It was said to Sufyan Ibn ‘Uyaynah once, ‘Won’t you sit and narrate to us?’ He (rahimahullah) said: ‘By Allah, I don’t see you worthy of being narrated to nor do I see myself worthy of being listened to.’
Ibrahim Ibn Adham;-
Ibrahim ibn Adham: ‘I never found delight in living except in al-Sham (greater Syria). I would flee with my religion from heights to heights and from mountain to mountain. Whoever saw me said ‘He’s delusional’ and whoever saw me said ‘He’s a porter.’
He (rahimahullah) would also say: ‘The scholars! When they taught they would act (righteous deeds) and when they acted, they would become busy in that, and when they became busy they would be missed by the people and when they were missed, they would be sought out by the people, and when they were sought, they would flee.’
One day he passed by the gathering of al-Awza’i (rahimahullah) and saw that a large number of people had gathered. So he said, ‘If all this crowding was around Abu Huraira, he would have departed from it.’ This reached al-Awza’i who got up and abandoned the gathering from that day on.
Ibrahim ibn Adham was an amazing personality masha’Allah; he tried hard to keep away from the people in fear of them mentioning him too much. But his fame shot up and his name became so widespread to the point that it was said one time ‘He is in the garden’ (where he worked tending to crops), so the people entered it, encircling it, saying ‘Where is Ibrahim ibn Adham?’ So he began to encircle along with them saying, ‘Where is Ibrahim ibn Adham?!’ [Point being here that his name, character and reputation was known but he himself was hardly seen so they didn’t recognise him!]
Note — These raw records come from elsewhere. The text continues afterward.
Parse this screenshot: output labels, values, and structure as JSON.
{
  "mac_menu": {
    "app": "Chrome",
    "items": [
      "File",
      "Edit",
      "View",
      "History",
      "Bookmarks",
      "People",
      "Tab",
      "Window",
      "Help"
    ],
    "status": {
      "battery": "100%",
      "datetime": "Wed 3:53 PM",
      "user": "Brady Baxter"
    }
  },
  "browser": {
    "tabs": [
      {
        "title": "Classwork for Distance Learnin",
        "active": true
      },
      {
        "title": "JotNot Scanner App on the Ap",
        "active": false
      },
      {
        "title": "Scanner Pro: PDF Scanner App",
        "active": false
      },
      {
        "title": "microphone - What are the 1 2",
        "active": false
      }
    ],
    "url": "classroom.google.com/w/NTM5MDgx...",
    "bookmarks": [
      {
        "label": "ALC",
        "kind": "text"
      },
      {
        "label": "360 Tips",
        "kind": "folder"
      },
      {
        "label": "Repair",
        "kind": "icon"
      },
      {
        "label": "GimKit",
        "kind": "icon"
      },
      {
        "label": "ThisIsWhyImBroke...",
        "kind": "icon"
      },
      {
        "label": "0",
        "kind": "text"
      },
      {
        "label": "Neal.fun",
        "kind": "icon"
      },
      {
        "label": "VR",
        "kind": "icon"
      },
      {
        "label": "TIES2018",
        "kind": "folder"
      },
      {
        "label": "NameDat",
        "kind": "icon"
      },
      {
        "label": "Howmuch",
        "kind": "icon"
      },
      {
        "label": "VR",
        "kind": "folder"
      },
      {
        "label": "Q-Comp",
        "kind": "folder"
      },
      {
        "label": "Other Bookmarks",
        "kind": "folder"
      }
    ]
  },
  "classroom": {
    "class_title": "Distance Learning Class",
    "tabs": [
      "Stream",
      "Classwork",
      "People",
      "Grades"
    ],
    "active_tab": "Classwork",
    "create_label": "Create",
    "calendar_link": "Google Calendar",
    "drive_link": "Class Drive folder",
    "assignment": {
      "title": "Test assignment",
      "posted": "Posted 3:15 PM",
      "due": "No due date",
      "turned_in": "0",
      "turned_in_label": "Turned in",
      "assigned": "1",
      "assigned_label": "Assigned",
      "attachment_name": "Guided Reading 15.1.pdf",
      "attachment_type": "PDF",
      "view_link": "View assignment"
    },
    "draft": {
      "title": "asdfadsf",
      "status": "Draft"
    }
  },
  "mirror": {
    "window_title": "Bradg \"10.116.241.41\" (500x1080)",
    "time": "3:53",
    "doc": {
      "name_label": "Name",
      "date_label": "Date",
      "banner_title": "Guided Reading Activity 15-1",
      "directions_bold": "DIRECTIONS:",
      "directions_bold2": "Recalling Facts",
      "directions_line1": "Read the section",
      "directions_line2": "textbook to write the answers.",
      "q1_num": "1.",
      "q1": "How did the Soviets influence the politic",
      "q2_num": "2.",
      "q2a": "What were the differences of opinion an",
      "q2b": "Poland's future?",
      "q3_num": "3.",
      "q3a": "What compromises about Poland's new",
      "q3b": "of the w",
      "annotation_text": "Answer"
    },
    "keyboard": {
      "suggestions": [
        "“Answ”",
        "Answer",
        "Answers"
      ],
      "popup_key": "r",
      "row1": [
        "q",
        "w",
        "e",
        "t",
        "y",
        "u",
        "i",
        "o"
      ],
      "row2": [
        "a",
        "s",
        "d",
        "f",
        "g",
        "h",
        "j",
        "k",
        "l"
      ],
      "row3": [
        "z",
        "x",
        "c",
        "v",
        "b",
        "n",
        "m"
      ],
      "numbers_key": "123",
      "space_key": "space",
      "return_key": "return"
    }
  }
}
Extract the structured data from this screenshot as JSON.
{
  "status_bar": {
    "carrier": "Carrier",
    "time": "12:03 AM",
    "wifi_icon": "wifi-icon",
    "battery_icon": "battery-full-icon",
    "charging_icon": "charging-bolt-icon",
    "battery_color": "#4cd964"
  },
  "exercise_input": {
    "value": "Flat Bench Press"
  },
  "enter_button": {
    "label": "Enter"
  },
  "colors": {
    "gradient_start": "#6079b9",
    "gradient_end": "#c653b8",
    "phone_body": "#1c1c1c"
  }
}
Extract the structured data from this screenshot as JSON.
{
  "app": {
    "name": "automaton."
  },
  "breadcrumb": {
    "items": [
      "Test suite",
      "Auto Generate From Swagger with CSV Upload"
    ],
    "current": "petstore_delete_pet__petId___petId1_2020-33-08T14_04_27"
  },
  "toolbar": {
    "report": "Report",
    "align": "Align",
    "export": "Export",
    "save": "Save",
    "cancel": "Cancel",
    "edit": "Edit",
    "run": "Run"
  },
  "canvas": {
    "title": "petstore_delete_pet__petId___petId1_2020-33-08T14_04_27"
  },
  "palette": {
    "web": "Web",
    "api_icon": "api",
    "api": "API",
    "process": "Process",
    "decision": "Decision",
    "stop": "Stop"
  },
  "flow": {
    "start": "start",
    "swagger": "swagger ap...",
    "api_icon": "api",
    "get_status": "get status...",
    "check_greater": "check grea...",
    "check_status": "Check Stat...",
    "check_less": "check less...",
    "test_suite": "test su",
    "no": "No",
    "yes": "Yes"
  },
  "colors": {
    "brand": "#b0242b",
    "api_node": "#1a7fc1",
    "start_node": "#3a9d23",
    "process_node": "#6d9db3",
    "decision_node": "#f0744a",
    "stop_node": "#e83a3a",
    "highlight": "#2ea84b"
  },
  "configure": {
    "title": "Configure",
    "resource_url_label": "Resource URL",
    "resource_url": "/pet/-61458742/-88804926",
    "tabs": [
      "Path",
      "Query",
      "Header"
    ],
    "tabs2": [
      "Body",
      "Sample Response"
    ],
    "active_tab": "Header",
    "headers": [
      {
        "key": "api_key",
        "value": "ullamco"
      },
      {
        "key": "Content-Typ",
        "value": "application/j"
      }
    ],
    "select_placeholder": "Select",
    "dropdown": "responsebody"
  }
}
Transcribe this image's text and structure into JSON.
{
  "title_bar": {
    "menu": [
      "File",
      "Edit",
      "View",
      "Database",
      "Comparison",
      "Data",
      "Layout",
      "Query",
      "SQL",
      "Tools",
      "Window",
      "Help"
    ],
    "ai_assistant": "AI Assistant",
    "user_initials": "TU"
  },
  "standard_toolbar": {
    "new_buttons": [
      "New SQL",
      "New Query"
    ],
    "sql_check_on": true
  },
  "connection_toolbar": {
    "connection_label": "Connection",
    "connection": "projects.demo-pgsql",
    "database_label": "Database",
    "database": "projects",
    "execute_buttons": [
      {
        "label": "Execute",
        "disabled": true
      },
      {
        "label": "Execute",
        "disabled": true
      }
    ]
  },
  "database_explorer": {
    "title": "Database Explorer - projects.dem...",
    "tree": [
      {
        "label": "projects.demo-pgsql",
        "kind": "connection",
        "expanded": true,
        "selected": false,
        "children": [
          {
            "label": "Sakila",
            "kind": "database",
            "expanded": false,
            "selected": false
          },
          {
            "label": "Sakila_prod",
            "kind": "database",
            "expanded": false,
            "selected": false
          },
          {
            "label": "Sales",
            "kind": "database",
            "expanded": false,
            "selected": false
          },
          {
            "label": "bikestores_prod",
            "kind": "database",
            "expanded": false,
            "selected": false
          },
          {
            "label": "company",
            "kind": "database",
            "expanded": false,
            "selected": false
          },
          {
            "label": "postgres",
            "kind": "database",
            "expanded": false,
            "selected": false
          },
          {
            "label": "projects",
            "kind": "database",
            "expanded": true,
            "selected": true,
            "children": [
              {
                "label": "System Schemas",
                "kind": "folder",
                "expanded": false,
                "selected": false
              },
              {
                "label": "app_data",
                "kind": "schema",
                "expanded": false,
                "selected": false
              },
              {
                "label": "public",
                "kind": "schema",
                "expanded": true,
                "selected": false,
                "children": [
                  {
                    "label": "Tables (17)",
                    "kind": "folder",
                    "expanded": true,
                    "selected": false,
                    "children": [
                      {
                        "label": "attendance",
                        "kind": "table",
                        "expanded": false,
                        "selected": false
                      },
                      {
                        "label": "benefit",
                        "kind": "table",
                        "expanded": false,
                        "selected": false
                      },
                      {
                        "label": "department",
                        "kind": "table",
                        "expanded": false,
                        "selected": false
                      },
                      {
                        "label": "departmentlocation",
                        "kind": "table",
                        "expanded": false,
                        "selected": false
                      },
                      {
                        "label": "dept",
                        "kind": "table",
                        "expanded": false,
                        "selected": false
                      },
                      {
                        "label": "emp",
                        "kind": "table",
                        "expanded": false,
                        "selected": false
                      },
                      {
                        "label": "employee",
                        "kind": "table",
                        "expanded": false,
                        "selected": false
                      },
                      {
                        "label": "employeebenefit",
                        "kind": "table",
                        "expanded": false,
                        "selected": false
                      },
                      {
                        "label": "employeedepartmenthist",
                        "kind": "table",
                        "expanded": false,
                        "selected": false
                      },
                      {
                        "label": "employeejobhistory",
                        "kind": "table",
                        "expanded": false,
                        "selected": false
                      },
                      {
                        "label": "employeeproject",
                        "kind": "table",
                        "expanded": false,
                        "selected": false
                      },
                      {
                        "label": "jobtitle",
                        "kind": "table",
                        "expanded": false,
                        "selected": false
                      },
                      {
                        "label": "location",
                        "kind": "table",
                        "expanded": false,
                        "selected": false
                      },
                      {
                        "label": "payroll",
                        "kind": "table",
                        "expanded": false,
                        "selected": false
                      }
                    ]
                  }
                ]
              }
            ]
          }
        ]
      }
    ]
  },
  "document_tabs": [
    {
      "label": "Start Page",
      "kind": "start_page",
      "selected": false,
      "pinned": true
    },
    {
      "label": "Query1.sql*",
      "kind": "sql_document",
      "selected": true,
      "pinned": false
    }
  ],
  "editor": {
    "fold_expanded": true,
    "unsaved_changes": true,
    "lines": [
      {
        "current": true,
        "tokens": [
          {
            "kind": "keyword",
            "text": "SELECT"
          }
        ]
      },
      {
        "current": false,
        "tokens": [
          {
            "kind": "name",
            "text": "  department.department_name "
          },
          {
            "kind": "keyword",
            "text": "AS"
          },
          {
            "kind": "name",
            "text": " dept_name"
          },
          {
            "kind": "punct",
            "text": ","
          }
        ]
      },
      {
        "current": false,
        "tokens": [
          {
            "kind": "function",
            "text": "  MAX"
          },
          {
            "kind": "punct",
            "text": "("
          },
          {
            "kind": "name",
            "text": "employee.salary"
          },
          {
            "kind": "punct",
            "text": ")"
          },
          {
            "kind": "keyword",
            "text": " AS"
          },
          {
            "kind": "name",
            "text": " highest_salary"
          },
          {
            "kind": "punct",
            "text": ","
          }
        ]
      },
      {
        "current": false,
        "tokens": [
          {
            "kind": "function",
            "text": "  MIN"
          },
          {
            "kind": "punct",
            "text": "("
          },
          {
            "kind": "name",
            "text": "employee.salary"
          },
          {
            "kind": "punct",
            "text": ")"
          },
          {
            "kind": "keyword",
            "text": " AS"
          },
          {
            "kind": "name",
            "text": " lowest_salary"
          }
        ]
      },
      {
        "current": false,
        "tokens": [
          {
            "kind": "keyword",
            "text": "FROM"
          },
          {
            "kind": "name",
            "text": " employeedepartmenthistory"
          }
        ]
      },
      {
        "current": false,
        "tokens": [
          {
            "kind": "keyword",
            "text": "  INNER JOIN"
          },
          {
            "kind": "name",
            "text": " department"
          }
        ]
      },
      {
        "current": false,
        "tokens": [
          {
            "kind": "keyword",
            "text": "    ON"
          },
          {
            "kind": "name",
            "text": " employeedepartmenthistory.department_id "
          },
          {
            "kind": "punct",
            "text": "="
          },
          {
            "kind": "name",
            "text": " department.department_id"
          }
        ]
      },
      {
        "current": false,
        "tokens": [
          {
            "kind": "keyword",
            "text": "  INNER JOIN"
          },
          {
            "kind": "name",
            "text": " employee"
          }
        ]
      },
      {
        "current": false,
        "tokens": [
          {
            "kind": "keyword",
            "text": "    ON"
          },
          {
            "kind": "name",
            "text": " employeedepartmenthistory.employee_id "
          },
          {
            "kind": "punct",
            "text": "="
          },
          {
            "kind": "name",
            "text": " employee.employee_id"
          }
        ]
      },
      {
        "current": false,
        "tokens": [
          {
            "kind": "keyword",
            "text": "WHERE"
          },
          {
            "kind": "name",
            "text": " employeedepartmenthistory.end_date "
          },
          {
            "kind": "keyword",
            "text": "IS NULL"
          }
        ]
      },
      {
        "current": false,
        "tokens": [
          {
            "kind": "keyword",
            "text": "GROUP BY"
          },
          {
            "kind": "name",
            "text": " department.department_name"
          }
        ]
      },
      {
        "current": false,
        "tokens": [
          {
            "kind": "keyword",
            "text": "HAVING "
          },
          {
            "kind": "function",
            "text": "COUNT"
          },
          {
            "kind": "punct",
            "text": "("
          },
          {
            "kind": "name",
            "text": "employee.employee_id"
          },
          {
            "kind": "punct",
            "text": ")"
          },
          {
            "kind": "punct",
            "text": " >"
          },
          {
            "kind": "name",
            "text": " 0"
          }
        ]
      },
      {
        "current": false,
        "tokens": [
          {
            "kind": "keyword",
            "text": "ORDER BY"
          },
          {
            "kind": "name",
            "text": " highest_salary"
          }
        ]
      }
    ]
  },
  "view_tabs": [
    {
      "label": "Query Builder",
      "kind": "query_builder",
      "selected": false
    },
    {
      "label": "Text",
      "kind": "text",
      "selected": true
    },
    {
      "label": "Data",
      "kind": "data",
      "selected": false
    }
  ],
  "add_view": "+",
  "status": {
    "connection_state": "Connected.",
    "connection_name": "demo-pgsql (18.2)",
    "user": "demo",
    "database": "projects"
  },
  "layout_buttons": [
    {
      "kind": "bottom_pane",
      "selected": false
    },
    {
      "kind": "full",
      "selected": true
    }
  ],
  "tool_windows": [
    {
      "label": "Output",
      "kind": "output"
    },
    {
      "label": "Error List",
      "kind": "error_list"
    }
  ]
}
He (rahimahullah) said: ‘My eye never found solace and delight in a day of this world except once. I spent the night in a mosque in one of the villages in al-Sham whilst I had a stomach sickness. The mu’adhin then grabbed me by my leg and dragged me out of the mosque!’ – He found solace in this because the man did not recognise him and he did not leave the mosque as he was ill and illness had made him remain in the mosque.